**What is required**
Make an exact copy of the entries that come next.

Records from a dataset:
=== Section Start ===
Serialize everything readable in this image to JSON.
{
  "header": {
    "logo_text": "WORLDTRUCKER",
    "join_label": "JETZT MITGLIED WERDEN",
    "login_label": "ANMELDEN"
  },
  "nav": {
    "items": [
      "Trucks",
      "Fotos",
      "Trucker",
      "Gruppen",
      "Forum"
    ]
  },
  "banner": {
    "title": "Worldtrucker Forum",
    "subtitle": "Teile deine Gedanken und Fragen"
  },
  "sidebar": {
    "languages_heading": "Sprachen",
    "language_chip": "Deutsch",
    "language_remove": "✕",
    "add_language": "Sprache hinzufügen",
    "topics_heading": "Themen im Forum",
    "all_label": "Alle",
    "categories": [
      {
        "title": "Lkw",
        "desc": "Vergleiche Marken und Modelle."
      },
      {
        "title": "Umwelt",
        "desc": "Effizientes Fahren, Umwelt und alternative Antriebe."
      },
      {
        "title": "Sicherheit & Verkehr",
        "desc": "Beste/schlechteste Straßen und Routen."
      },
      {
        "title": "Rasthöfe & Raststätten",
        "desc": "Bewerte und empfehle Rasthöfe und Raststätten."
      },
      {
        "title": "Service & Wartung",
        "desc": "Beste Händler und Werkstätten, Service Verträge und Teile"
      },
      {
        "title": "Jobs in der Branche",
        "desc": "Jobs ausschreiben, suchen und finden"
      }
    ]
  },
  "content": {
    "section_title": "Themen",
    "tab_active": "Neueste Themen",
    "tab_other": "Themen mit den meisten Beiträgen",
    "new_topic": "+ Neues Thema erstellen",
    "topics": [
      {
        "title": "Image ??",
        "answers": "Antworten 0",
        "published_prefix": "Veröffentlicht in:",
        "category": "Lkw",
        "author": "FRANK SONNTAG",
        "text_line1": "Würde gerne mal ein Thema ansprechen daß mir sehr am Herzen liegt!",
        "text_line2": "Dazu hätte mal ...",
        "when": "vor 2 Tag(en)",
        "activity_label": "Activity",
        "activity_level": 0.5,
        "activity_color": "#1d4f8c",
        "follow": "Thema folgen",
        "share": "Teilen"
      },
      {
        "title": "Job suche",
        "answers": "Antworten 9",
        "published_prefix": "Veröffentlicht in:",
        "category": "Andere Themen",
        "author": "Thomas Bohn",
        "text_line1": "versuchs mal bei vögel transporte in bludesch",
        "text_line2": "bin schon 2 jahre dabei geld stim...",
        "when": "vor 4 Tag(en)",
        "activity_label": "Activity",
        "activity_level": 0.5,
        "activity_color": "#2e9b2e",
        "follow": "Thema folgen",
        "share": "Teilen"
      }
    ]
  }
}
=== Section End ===
**Answer**
Serialize everything readable in this image to JSON.
{
  "header": {
    "logo_text": "WORLDTRUCKER",
    "join_label": "JETZT MITGLIED WERDEN",
    "login_label": "ANMELDEN"
  },
  "nav": {
    "items": [
      "Trucks",
      "Fotos",
      "Trucker",
      "Gruppen",
      "Forum"
    ]
  },
  "banner": {
    "title": "Worldtrucker Forum",
    "subtitle": "Teile deine Gedanken und Fragen"
  },
  "sidebar": {
    "languages_heading": "Sprachen",
    "language_chip": "Deutsch",
    "language_remove": "✕",
    "add_language": "Sprache hinzufügen",
    "topics_heading": "Themen im Forum",
    "all_label": "Alle",
    "categories": [
      {
        "title": "Lkw",
        "desc": "Vergleiche Marken und Modelle."
      },
      {
        "title": "Umwelt",
        "desc": "Effizientes Fahren, Umwelt und alternative Antriebe."
      },
      {
        "title": "Sicherheit & Verkehr",
        "desc": "Beste/schlechteste Straßen und Routen."
      },
      {
        "title": "Rasthöfe & Raststätten",
        "desc": "Bewerte und empfehle Rasthöfe und Raststätten."
      },
      {
        "title": "Service & Wartung",
        "desc": "Beste Händler und Werkstätten, Service Verträge und Teile"
      },
      {
        "title": "Jobs in der Branche",
        "desc": "Jobs ausschreiben, suchen und finden"
      }
    ]
  },
  "content": {
    "section_title": "Themen",
    "tab_active": "Neueste Themen",
    "tab_other": "Themen mit den meisten Beiträgen",
    "new_topic": "+ Neues Thema erstellen",
    "topics": [
      {
        "title": "Image ??",
        "answers": "Antworten 0",
        "published_prefix": "Veröffentlicht in:",
        "category": "Lkw",
        "author": "FRANK SONNTAG",
        "text_line1": "Würde gerne mal ein Thema ansprechen daß mir sehr am Herzen liegt!",
        "text_line2": "Dazu hätte mal ...",
        "when": "vor 2 Tag(en)",
        "activity_label": "Activity",
        "activity_level": 0.5,
        "activity_color": "#1d4f8c",
        "follow": "Thema folgen",
        "share": "Teilen"
      },
      {
        "title": "Job suche",
        "answers": "Antworten 9",
        "published_prefix": "Veröffentlicht in:",
        "category": "Andere Themen",
        "author": "Thomas Bohn",
        "text_line1": "versuchs mal bei vögel transporte in bludesch",
        "text_line2": "bin schon 2 jahre dabei geld stim...",
        "when": "vor 4 Tag(en)",
        "activity_label": "Activity",
        "activity_level": 0.5,
        "activity_color": "#2e9b2e",
        "follow": "Thema folgen",
        "share": "Teilen"
      }
    ]
  }
}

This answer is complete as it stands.